◆ Extracted information
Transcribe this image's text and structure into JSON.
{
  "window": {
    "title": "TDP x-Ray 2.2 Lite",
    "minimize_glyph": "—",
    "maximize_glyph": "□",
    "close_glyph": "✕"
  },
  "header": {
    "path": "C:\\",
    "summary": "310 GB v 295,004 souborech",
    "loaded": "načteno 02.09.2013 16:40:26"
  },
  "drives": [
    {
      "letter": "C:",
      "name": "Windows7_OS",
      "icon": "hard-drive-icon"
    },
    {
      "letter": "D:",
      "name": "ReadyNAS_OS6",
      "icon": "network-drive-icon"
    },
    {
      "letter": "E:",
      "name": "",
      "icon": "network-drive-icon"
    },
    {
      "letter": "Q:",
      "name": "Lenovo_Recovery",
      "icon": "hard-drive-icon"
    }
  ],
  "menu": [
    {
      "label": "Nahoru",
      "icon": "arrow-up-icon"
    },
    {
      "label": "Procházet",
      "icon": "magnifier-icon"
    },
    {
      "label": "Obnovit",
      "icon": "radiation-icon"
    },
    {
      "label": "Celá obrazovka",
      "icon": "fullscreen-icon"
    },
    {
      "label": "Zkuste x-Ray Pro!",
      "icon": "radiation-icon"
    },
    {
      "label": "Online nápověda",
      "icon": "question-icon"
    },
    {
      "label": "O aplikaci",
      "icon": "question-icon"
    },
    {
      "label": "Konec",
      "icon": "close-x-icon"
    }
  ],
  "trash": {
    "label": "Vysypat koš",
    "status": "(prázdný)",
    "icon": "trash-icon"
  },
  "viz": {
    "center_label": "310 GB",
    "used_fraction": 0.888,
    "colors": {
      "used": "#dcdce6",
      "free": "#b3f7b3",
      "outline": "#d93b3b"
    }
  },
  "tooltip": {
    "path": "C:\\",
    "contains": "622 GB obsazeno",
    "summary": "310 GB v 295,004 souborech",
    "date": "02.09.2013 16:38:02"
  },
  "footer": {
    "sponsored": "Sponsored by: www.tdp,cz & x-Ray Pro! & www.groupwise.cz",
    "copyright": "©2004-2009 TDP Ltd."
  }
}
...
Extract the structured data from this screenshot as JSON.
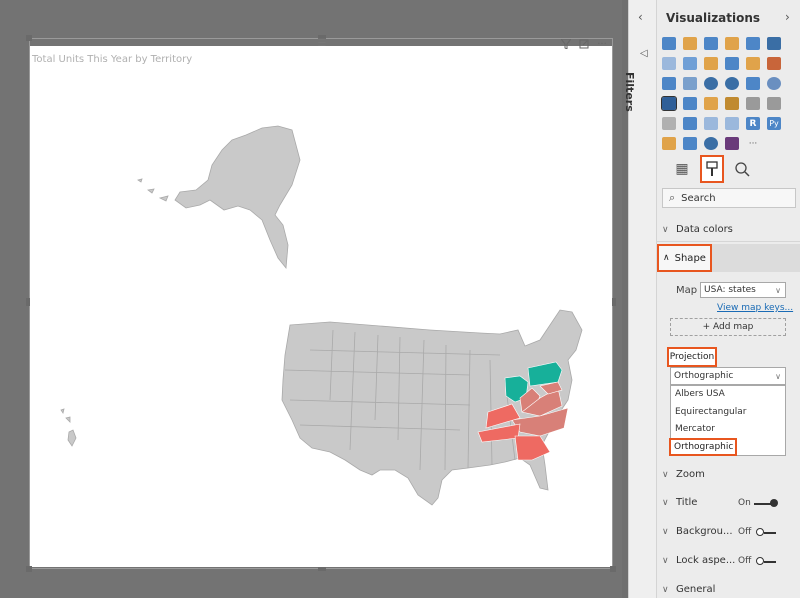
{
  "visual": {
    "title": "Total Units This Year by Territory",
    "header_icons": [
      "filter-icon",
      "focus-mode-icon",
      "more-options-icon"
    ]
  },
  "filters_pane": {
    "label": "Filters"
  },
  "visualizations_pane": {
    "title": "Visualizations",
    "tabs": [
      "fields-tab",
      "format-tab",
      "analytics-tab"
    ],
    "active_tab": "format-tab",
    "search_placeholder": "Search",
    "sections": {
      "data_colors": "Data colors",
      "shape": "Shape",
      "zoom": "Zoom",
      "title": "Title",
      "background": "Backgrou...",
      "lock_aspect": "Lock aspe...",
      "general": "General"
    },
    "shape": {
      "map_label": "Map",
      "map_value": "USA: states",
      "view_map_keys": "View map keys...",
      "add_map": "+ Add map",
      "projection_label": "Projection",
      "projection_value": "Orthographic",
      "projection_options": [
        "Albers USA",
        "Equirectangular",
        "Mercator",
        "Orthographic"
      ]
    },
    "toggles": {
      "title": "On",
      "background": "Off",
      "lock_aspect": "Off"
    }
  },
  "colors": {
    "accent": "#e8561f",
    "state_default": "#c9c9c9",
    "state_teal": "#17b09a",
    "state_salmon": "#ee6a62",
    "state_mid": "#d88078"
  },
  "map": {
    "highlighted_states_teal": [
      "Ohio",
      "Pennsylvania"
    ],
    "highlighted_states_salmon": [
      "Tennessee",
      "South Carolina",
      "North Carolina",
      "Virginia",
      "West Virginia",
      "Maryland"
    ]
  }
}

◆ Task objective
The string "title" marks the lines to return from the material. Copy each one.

◆ Response to this task
    "title": "TDP x-Ray 2.2 Lite",
    "title": "Total Units This Year by Territory",
    "title": "Visualizations",
      "title": "Title",
      "title": "On",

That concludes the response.